EXERCISE OBJECTIVE: The answer must be every line of the records below that contains the word "title", copied out.

++++ DATA EXTRACT

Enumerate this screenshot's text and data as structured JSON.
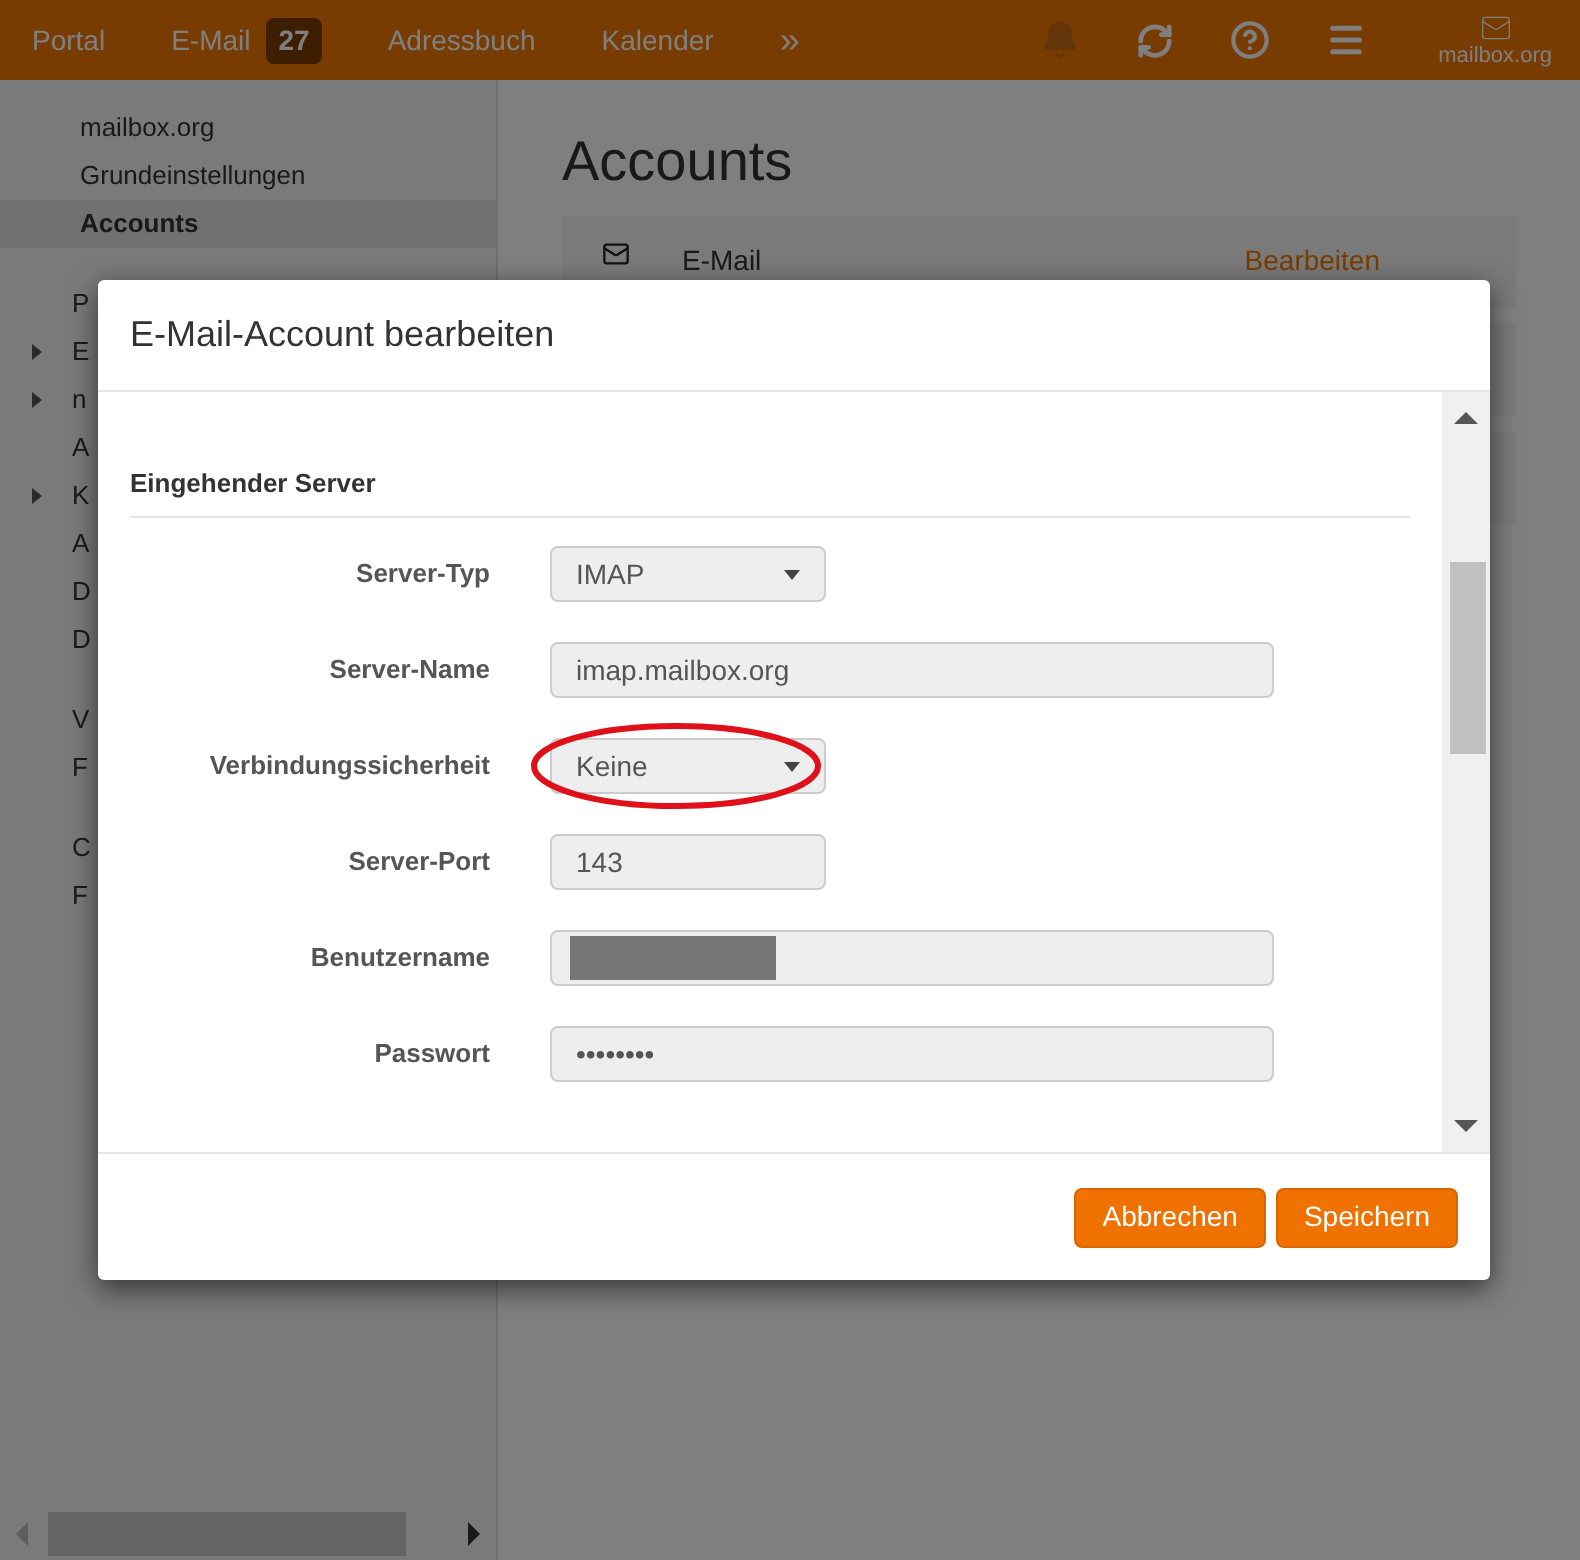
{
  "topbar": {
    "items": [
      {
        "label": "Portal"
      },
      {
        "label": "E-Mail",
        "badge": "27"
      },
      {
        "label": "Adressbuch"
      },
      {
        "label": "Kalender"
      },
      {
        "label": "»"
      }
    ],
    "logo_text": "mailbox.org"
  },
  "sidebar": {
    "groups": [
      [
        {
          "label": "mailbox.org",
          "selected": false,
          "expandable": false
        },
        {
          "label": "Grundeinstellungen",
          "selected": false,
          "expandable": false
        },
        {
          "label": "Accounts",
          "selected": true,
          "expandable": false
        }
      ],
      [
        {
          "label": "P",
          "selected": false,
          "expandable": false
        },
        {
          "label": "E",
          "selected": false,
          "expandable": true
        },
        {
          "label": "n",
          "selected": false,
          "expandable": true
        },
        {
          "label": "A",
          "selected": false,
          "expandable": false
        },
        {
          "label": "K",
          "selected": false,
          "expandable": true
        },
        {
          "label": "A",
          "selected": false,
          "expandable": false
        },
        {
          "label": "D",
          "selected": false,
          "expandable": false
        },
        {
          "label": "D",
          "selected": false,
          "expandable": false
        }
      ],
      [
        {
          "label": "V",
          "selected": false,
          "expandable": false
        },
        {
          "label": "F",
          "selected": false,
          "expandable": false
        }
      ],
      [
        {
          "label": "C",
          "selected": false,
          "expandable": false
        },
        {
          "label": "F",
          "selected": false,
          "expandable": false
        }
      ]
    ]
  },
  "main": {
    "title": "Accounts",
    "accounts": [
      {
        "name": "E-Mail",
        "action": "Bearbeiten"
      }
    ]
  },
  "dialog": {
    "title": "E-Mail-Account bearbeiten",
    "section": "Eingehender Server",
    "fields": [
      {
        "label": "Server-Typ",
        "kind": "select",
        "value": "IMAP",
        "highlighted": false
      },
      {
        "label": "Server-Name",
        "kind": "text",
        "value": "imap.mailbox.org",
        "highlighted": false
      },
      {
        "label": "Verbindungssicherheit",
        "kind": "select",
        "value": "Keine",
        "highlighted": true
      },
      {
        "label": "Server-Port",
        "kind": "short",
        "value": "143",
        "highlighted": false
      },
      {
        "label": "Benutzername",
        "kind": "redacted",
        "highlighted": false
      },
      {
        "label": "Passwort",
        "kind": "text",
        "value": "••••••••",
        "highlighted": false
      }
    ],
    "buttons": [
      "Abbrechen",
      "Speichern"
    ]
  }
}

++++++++
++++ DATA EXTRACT

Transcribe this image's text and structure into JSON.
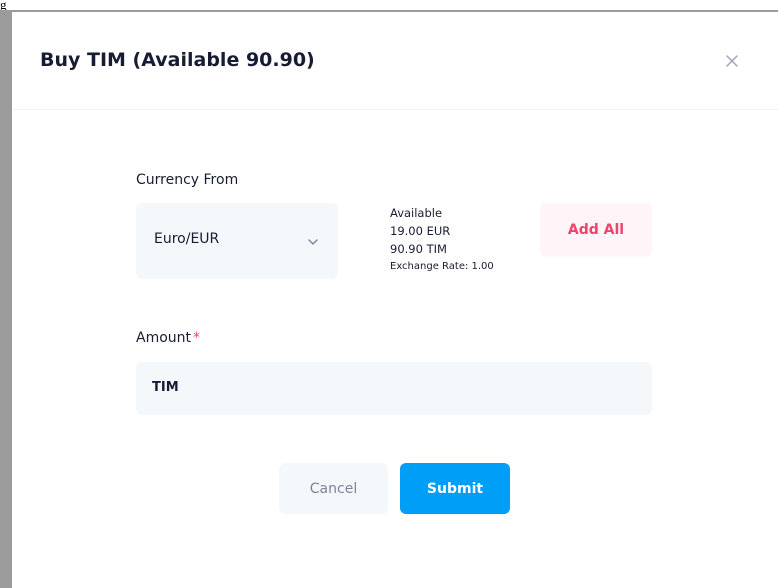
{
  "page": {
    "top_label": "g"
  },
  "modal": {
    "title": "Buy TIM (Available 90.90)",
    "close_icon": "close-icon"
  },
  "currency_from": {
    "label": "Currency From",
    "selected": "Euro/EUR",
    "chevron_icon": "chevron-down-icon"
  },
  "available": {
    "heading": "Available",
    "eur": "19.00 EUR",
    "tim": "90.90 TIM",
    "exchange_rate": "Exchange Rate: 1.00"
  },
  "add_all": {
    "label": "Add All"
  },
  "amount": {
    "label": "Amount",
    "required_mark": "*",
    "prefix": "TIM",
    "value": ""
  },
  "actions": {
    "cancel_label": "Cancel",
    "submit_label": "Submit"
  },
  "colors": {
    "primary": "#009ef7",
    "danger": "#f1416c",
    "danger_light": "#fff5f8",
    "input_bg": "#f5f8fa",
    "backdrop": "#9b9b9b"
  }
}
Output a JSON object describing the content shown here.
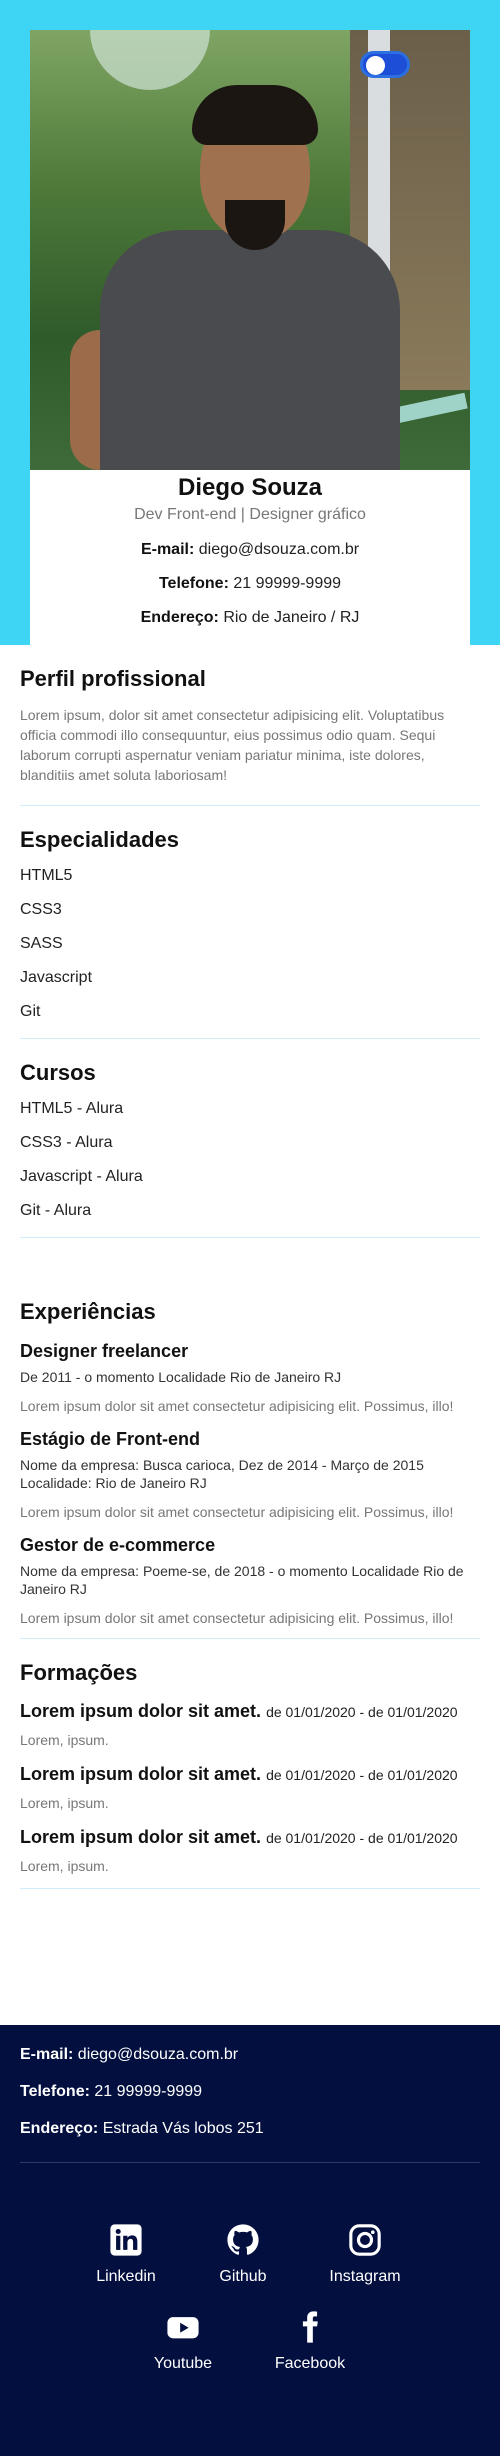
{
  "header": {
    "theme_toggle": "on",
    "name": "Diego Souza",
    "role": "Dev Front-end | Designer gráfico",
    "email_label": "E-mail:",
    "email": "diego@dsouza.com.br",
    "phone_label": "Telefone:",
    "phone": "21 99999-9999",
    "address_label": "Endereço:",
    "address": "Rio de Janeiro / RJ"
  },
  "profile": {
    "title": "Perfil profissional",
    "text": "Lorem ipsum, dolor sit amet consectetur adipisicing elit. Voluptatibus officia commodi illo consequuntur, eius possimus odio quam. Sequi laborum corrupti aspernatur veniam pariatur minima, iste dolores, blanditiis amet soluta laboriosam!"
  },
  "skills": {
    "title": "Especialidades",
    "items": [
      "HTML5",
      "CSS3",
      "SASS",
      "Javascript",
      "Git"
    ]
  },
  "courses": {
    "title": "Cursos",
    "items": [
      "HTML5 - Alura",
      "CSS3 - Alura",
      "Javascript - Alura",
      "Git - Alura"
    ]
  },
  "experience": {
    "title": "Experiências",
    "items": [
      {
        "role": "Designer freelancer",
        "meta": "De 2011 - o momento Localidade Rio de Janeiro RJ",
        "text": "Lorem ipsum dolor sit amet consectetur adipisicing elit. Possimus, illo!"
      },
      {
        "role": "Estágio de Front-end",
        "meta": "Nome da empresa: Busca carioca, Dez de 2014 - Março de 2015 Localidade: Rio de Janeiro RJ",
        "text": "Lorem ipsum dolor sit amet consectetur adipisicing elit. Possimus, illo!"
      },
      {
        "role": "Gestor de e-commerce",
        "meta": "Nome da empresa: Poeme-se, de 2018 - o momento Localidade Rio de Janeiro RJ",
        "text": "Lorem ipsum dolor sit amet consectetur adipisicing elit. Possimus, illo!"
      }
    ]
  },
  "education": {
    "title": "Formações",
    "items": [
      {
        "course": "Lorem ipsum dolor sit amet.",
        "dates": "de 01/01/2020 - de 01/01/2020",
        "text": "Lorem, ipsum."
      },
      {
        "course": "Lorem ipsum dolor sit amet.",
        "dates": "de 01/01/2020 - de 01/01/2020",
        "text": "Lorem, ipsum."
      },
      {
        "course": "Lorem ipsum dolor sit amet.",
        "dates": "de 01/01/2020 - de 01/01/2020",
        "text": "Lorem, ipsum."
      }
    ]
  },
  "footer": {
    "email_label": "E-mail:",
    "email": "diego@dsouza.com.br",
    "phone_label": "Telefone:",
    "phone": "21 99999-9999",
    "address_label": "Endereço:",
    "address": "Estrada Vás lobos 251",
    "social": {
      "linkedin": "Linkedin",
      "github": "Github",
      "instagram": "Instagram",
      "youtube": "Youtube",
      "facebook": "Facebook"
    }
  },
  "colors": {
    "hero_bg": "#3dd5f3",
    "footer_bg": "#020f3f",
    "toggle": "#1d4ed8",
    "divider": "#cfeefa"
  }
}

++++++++

RESULT OF THIS TASK:
    "title": "Accounts",
    "title": "E-Mail-Account bearbeiten",
    "title": "Buy TIM (Available 90.90)",
    "title": "Perfil profissional",
    "title": "Especialidades",
    "title": "Cursos",
    "title": "Experiências",
    "title": "Formações",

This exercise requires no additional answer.